Recently Pandora Media’s (NYSE:P) CTO Tom Conrad, who leads the company’s design, development, and technical operations teams, talked about how he views Pandora’s future.  One of the thing that Tom mentioned was that he views Spotify as a complementary service to Pandora. Spotify has been leveraging Facebook’s (FBOOK) platform to expand its business in the U.S. We believe that Pandora may be as much threatened by Spotify as by its radio competitors like Sirius XM (NASDAQ:SIRI) and Clear Channel Radio.
So can Spotify really co-exist with Pandora in a healthy manner?
- How Much Is Pandora Making From Its Subscribers And Users?
- When Do We Expect Pandora’s Mobile Ad Business To Become Profitable?
- What Is The Significance Of Pandora’s Probable Entry Into The On-Demand Music Domain?
- Why Pandora’s Stock Wavers As Earnings Overshadowed With Deal Talk
- Pandora Earnings Preview: No Respite From Losses Expected
- Why Is Pandora Worried About Its Content Costs?
Why Does Pandora See Spotify As Complementary?
Pandora’s CTO puts forth the argument that Spotify is like a music store, which fundamentally differs from radio service. For years radio and music stores have co-existed peacefully and he asserts that will likely stay that way in the future as well. He further mentions that Pandora provides an element of semi-randomness due its radio nature, and further provides a way for music lovers to discover music from new artists. On the other hand Spotify is clearly an on-demand service and one needs to know exactly what they want to make good use of it.
In essence, Tom feels that Pandora and Spotify serve two distinct needs.
Device Commonality May Mean Something Different
However, we feel that Pandora and Spotify may not turn out to be the best of friends. Especially because of the broader trend of media convergence. The argument that radio and music stores have existed peacefully for a long time does not take into account the fact that typically radio is listened to in the car and via in-car radio systems while music stores sell on-demand music (traditionally cassettes and CDs) that historically spanned from cars to home stereo systems and smartphones.

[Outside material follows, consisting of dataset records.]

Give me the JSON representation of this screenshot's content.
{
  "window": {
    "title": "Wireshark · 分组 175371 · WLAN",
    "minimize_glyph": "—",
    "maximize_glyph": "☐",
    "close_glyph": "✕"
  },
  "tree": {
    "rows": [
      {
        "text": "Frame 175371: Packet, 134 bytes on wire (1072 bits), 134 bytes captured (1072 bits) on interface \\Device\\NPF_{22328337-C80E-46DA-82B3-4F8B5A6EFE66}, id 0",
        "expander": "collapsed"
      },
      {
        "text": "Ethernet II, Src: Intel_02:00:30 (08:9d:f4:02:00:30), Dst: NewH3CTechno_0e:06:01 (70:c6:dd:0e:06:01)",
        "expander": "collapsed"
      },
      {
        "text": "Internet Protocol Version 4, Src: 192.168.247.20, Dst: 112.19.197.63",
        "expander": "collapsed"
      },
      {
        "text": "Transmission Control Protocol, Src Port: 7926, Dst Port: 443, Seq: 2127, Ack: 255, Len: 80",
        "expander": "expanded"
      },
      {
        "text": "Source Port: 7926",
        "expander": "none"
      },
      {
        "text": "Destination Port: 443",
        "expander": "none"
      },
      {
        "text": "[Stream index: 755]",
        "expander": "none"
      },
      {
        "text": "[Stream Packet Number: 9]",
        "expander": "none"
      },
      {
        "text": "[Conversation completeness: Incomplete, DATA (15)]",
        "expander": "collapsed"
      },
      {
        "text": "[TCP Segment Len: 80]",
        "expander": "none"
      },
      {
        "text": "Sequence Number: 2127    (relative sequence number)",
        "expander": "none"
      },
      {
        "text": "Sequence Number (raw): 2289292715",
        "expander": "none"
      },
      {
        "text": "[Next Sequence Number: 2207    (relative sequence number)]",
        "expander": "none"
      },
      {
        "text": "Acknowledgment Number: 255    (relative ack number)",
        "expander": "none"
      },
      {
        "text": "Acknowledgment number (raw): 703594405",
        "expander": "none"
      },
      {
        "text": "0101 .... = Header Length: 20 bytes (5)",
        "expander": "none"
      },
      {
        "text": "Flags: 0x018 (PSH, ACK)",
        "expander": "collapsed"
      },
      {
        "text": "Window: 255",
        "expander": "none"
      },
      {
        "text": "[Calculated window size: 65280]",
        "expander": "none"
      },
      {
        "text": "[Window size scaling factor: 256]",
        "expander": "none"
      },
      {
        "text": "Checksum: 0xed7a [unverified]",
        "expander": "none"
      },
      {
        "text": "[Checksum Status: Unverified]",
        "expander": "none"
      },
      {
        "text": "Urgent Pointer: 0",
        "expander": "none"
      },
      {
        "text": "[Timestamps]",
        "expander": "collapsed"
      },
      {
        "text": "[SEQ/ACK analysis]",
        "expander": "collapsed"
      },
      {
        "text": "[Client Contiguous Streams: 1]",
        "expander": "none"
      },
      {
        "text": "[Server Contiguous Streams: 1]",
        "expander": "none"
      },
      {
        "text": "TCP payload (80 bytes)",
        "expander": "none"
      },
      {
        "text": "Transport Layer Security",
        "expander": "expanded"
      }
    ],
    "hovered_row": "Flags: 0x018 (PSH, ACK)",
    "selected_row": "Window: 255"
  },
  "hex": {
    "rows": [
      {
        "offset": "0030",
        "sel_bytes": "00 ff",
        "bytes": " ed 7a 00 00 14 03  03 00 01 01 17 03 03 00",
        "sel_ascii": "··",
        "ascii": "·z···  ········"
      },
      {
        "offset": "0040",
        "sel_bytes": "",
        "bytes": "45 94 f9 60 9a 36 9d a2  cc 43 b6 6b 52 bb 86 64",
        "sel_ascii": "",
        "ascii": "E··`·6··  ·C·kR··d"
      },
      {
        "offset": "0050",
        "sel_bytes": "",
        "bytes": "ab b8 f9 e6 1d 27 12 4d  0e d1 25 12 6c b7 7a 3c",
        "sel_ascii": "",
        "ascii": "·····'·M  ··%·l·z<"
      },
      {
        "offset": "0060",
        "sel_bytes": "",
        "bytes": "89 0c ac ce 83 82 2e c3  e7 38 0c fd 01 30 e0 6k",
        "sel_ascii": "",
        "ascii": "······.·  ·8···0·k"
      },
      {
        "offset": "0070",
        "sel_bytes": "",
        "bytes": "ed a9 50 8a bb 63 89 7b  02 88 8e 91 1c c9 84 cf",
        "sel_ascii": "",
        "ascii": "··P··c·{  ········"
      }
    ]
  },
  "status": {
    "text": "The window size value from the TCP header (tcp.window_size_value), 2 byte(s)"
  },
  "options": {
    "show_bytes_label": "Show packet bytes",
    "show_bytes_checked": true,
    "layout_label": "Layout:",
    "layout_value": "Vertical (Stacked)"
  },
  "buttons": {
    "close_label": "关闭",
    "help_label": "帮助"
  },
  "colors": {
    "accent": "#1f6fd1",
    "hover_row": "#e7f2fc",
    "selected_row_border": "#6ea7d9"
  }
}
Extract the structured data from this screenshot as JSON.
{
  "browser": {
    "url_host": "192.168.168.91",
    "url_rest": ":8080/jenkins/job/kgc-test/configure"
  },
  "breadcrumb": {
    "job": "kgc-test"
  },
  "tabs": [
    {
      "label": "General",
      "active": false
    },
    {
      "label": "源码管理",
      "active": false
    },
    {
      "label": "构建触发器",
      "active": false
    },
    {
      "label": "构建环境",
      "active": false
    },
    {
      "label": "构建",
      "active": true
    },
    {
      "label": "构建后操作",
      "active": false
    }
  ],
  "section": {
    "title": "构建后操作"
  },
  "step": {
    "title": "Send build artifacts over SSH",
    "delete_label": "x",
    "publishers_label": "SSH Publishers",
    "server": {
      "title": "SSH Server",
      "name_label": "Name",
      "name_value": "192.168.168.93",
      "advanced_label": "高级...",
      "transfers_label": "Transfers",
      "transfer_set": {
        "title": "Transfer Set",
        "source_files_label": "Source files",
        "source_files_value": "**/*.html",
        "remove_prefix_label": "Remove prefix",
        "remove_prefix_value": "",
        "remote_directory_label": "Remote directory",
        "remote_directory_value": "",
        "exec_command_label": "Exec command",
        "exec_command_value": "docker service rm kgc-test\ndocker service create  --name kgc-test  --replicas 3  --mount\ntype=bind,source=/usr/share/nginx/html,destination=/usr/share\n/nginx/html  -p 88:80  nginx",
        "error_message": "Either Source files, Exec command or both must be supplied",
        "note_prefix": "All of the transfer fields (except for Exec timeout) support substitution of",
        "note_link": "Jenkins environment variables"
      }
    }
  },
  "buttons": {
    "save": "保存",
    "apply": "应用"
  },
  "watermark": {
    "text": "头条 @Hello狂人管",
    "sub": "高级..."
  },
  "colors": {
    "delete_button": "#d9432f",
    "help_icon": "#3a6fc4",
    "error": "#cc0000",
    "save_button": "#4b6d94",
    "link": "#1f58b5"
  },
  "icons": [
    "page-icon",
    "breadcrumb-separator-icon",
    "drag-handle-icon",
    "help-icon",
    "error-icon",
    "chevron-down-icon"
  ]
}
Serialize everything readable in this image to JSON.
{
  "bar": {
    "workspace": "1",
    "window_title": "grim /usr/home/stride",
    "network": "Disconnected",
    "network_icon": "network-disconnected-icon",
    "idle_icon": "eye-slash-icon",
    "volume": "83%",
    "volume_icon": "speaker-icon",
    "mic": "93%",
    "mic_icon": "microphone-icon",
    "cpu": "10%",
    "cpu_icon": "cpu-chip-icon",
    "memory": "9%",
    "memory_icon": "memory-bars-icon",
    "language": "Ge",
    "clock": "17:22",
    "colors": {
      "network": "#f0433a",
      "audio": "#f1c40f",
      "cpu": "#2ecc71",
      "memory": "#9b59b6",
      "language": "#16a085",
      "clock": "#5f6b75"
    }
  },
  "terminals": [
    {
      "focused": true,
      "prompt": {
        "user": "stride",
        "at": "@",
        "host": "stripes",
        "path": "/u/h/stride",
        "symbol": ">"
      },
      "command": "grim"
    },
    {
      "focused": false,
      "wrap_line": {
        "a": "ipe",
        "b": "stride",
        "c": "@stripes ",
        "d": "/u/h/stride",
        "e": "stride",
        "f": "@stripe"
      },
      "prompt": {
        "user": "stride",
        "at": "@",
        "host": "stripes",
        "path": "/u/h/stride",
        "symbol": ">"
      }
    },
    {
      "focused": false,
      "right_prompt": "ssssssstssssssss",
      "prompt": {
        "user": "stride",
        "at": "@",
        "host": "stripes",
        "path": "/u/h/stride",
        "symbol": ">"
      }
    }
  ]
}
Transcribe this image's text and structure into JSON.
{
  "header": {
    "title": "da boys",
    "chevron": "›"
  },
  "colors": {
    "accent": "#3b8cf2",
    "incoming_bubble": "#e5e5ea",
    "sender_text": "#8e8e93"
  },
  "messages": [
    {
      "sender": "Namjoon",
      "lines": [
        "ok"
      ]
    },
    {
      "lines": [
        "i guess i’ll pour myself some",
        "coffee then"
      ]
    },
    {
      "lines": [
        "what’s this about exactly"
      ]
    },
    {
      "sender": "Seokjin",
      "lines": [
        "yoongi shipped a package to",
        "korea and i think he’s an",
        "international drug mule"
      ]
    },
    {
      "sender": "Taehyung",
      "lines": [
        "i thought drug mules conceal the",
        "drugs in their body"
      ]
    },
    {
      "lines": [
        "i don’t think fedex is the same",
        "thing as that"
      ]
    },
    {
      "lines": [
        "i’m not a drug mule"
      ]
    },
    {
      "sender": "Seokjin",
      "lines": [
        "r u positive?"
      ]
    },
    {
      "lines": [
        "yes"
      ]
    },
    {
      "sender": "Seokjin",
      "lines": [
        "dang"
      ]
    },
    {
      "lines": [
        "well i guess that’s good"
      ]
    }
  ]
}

At least there was a distinction in terms of which devices were preferred for what service.
With the proliferation of mobile devices, services like Pandora and Spotify share common devices such as smartphones, tablets and PCs. The penetration in cars is still quite low when compared to services like Sirius XM radio. So if a consumer listens to Sirius XM or terrestrial radio in the car, will they be willing to give too much time to Pandora on other devices?
In essence, the total potential listening hours for anyone are limited and are likely to split across Pandora and Spotify as well as other music services as all try to compete on same devices.
In the near term, Pandora and Spotify can coexist in a healthy manner if Pandora slowly takes market share from terrestrial radio and increases its pentration in cars. This will drive continued growth in users and help sustain listener hours per user. However longer term it’s ultimately a competition for listener hours and reaching the user wherever they are.Notes: